What Can We Do?
When a child is sick, many kind people ask how they can help. And my advice on the issue is simple: let them. Throughout the years of Taylor’s illness, people of all ages helped in many warm and wonderful ways. I only hope I said thank you amidst all the mayhem.
A few ways you can help a family in battle or, if you are that family in battle, a few things that go a long way if people ask:
Share your good health by donating blood in the patient’s name. If you are the same blood type, the patient will get it when needed. If you aren’t the same type, another patient will get it, but your friend will know you’ve honored him or her.
Don’t be afraid to ask to visit or ask for visitors. People may be wary of intruding on your privacy, but if you want visitors, say so. If you want to visit, just ask.
Call! Send cards! Text! Keep in touch.

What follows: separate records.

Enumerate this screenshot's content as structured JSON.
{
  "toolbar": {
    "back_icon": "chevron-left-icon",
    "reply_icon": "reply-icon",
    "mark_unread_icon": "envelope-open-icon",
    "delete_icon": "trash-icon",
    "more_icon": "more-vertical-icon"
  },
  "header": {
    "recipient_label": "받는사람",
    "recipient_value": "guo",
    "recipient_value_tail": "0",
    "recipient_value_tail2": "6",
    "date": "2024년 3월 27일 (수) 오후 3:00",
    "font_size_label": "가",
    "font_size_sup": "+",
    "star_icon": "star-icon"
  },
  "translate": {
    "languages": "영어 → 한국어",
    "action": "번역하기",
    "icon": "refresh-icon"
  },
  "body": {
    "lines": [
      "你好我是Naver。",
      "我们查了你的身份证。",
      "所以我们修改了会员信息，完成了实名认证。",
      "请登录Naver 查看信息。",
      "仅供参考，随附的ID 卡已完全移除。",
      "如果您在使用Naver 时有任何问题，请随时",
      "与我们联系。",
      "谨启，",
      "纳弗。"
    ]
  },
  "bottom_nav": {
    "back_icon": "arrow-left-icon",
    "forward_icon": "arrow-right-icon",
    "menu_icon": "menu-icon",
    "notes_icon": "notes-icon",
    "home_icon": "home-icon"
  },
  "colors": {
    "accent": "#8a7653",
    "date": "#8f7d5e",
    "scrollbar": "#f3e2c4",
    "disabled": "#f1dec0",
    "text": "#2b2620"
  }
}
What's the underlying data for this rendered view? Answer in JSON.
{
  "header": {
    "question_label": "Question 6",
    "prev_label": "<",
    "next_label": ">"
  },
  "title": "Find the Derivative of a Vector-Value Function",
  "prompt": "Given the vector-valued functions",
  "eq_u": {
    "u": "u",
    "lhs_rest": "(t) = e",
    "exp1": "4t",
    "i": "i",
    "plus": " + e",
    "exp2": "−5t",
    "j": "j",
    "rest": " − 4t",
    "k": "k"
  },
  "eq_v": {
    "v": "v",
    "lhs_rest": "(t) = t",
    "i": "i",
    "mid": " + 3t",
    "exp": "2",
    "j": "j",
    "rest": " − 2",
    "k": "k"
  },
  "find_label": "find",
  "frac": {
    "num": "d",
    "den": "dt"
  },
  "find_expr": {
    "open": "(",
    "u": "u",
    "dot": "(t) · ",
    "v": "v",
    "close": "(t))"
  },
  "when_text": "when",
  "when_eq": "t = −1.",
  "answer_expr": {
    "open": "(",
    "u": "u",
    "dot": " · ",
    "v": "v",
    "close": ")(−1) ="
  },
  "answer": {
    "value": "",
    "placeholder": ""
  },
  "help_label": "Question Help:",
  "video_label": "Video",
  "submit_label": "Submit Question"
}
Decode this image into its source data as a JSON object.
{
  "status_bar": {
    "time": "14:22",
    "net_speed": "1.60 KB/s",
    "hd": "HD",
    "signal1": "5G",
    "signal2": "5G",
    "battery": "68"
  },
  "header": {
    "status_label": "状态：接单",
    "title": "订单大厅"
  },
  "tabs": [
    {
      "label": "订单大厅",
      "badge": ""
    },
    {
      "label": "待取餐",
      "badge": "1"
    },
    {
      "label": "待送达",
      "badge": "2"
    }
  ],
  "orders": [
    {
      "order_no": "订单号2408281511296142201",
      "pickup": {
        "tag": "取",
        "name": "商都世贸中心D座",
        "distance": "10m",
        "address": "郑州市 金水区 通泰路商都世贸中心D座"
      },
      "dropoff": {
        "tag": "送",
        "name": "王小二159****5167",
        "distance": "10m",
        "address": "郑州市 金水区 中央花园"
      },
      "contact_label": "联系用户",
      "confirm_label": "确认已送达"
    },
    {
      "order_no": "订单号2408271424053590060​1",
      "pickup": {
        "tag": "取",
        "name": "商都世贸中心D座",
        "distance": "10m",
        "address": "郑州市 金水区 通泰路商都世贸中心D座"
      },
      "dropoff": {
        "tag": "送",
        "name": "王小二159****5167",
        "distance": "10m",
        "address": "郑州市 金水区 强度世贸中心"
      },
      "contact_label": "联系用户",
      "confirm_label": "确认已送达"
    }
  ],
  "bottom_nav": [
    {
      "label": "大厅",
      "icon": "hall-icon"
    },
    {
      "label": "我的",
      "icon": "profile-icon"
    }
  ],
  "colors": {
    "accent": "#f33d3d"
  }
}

Donate to the patient’s hospital or pediatric cancer organization or participate in a fund-raising event in the patient’s name. Sick children want to get better, but also want to know that others could benefit from their misfortune.
Set up a community calendar so friends and neighbors can pitch in with dropping off dinners, driving carpools, arranging sleepovers, etc. Having a sick child is a juggling act on even the best days.
When a child returns to school after a stint in the hospital, make him or her feel welcome, loved, back in the rhythm of being a kid. The worst thing for a child or teenager is to feel different – show the love by letting them know how normal they are.
Being in the hospital or even sick at home is a lonely and frightening experience for kids, their parents and their siblings. And the transitions in and out of illness and health are overwhelming. Don’t be afraid to ask for or offer help. It means the world.